Action item: Pick out each line of the records that includes the string "type", and copy it.

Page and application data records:
"""
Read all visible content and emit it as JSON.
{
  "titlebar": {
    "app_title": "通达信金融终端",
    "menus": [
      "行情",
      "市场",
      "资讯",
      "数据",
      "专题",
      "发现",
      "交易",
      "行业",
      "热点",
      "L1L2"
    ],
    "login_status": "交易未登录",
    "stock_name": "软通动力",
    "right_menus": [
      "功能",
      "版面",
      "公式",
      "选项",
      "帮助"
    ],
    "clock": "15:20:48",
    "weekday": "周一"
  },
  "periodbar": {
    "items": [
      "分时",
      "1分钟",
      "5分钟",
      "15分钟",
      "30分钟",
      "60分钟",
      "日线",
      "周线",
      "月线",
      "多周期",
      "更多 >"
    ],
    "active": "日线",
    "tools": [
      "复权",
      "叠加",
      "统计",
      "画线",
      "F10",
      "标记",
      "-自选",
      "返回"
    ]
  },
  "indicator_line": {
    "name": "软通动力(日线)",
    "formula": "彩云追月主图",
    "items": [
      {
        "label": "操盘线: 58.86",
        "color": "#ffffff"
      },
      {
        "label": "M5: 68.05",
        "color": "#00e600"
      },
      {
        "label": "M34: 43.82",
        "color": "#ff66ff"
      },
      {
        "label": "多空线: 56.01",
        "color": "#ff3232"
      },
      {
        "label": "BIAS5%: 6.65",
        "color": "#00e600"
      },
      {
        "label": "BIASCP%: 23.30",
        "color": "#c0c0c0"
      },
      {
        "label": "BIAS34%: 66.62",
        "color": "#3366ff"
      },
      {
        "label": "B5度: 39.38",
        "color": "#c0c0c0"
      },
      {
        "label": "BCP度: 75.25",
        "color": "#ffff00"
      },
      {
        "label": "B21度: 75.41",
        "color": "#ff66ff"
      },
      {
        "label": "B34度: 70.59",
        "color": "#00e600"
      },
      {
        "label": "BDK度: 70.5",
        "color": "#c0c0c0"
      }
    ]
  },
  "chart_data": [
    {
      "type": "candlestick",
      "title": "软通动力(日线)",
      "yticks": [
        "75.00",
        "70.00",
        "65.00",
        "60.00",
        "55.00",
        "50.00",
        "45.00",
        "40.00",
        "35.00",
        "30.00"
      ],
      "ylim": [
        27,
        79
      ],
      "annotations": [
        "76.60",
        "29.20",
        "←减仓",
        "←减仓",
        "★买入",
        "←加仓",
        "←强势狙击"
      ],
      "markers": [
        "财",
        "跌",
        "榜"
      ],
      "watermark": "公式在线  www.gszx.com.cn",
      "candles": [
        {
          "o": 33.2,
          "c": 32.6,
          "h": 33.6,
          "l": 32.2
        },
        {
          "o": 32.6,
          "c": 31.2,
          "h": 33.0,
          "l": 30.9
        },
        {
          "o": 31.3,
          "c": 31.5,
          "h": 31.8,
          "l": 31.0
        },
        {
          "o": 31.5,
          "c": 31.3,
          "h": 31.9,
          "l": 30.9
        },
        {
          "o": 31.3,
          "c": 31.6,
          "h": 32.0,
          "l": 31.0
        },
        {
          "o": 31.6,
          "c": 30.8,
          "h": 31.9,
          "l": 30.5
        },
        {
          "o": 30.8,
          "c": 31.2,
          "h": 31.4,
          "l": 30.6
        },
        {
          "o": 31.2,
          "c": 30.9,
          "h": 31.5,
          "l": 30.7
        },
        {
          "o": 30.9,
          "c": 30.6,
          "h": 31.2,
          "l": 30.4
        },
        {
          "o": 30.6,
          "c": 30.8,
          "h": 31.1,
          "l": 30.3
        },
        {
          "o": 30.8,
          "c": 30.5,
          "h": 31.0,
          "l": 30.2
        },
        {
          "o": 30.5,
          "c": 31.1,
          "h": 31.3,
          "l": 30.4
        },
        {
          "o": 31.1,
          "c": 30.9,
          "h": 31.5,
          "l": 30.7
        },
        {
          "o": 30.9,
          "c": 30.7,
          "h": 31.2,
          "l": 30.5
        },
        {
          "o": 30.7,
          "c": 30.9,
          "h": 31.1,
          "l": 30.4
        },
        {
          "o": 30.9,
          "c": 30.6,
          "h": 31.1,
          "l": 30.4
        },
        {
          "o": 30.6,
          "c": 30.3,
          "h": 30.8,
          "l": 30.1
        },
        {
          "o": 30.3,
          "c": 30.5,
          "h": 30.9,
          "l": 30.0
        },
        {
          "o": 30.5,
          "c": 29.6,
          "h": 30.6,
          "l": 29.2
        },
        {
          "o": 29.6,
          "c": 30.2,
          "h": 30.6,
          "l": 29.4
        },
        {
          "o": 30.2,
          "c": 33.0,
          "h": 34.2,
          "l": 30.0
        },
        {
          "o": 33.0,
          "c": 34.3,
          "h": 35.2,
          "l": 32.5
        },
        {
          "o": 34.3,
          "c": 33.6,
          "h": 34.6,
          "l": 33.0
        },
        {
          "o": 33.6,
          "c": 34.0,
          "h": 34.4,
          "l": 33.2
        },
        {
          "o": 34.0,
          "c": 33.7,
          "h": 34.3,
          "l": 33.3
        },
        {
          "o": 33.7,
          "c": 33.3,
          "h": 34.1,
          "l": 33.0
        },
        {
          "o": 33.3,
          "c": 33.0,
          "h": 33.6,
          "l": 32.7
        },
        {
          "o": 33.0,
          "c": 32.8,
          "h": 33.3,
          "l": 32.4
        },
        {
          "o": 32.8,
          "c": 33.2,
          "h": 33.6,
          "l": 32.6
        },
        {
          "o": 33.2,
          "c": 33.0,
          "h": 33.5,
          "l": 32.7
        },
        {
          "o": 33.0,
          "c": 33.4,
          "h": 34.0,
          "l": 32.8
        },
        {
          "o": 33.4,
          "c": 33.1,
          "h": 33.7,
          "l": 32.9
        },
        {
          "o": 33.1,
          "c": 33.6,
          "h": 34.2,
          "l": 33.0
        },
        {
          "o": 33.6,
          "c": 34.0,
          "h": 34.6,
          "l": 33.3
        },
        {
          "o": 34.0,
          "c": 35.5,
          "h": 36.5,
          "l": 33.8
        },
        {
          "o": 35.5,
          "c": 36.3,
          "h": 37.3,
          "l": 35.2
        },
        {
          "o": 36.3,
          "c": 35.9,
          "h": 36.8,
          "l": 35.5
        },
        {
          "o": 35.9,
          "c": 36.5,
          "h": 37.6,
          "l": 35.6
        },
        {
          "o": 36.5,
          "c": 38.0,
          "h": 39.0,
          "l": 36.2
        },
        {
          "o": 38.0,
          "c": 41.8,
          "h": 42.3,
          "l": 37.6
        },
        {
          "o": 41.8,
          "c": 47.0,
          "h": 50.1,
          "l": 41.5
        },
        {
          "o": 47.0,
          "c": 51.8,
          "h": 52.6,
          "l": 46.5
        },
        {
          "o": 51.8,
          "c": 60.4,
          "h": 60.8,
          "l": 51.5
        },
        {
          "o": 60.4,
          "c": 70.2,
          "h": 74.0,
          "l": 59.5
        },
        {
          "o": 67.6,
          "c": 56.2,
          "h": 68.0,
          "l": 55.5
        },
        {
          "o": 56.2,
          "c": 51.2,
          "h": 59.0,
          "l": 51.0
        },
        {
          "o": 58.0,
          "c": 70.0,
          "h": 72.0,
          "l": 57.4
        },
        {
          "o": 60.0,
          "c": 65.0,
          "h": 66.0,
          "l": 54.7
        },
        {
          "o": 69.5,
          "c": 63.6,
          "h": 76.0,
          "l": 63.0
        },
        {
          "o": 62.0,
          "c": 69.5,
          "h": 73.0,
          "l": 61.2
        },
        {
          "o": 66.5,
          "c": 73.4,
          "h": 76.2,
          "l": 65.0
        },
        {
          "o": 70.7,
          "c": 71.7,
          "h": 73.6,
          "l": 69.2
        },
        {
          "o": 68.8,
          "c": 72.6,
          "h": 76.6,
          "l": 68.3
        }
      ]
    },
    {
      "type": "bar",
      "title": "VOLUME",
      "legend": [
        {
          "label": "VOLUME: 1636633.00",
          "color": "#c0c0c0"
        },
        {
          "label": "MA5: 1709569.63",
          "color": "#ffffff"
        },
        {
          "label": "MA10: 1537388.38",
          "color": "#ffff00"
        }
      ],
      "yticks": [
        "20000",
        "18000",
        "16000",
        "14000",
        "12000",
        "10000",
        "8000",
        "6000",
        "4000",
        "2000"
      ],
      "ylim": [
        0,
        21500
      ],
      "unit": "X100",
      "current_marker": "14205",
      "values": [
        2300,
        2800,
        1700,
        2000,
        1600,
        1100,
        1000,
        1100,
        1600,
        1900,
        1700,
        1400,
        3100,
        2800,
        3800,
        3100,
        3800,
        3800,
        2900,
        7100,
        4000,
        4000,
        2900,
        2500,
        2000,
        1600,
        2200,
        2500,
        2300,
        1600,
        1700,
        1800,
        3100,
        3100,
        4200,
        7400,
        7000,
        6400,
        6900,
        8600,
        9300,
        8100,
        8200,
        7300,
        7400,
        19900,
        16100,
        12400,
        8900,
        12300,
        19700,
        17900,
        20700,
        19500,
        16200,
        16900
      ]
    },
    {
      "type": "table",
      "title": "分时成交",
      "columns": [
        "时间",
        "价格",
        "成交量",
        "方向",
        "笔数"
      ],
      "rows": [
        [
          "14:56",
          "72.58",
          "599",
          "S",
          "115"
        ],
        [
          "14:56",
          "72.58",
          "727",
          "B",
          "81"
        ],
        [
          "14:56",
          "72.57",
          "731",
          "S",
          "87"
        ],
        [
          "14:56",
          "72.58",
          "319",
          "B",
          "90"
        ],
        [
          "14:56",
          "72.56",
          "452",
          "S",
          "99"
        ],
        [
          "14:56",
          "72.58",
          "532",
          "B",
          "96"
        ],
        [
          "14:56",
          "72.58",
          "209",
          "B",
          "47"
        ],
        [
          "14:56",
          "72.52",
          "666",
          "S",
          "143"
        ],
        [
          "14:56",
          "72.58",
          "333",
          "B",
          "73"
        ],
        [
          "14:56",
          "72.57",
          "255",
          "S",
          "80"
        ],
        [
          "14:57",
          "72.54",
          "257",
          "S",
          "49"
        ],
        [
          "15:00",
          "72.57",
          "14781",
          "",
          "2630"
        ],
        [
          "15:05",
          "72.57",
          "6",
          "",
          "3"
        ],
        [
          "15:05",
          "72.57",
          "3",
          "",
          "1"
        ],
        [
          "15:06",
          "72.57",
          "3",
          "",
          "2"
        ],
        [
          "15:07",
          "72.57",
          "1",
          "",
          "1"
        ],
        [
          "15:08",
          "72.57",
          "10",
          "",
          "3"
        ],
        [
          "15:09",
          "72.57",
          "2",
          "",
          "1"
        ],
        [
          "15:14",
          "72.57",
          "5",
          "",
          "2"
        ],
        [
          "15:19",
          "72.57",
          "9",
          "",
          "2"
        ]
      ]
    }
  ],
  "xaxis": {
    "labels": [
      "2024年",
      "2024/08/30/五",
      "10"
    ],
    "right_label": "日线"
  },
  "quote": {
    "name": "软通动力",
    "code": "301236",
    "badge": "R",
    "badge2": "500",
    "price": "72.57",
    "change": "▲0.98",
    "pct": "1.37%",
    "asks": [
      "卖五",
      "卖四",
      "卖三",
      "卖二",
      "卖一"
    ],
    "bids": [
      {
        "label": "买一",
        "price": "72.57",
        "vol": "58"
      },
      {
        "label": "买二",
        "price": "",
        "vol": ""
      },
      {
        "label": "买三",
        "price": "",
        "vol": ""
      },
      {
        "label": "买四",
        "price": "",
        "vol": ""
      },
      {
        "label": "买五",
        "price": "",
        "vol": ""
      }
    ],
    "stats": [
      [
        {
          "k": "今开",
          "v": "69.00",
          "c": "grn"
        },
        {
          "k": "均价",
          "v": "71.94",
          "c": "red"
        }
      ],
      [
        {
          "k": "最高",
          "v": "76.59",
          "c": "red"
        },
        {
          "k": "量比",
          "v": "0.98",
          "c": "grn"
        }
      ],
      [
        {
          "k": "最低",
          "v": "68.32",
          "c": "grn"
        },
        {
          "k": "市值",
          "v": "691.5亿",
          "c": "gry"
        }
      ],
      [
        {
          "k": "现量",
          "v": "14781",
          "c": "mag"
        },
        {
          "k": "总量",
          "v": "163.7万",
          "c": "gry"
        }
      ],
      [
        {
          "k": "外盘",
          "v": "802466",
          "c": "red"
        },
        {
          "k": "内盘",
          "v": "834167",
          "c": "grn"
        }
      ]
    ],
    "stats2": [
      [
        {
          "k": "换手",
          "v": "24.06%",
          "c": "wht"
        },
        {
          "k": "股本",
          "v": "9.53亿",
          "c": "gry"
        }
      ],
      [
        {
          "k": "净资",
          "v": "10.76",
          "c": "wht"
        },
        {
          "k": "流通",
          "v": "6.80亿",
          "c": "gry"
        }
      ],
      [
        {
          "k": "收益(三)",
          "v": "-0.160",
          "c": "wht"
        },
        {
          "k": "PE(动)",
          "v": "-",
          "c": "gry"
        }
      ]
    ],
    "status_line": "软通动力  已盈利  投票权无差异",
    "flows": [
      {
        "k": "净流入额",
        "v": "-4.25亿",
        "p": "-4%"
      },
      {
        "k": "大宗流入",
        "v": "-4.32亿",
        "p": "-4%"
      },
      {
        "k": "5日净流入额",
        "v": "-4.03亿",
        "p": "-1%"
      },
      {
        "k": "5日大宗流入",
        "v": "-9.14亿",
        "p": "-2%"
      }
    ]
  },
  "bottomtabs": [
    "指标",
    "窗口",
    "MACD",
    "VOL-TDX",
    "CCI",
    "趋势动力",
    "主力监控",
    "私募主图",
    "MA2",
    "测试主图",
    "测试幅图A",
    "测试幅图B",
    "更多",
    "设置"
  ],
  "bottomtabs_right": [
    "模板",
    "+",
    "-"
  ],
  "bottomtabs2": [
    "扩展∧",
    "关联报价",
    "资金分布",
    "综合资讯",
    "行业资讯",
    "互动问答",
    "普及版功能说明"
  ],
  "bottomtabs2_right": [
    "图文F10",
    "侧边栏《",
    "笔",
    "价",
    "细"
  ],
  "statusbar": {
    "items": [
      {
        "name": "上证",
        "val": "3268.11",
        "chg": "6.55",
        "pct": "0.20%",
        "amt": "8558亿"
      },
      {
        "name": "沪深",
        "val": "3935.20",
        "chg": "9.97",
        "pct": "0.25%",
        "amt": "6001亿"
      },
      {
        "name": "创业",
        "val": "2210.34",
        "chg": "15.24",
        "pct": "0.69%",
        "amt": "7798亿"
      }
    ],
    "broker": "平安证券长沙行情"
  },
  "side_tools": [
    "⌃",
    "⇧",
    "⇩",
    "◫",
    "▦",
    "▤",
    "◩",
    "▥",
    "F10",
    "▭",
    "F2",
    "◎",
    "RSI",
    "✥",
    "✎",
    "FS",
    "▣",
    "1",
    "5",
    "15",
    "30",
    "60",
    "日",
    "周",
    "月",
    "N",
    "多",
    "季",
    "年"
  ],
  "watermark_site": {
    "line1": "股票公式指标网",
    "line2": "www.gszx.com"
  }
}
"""
Your response:
      "type": "candlestick",
      "type": "bar",
      "type": "table",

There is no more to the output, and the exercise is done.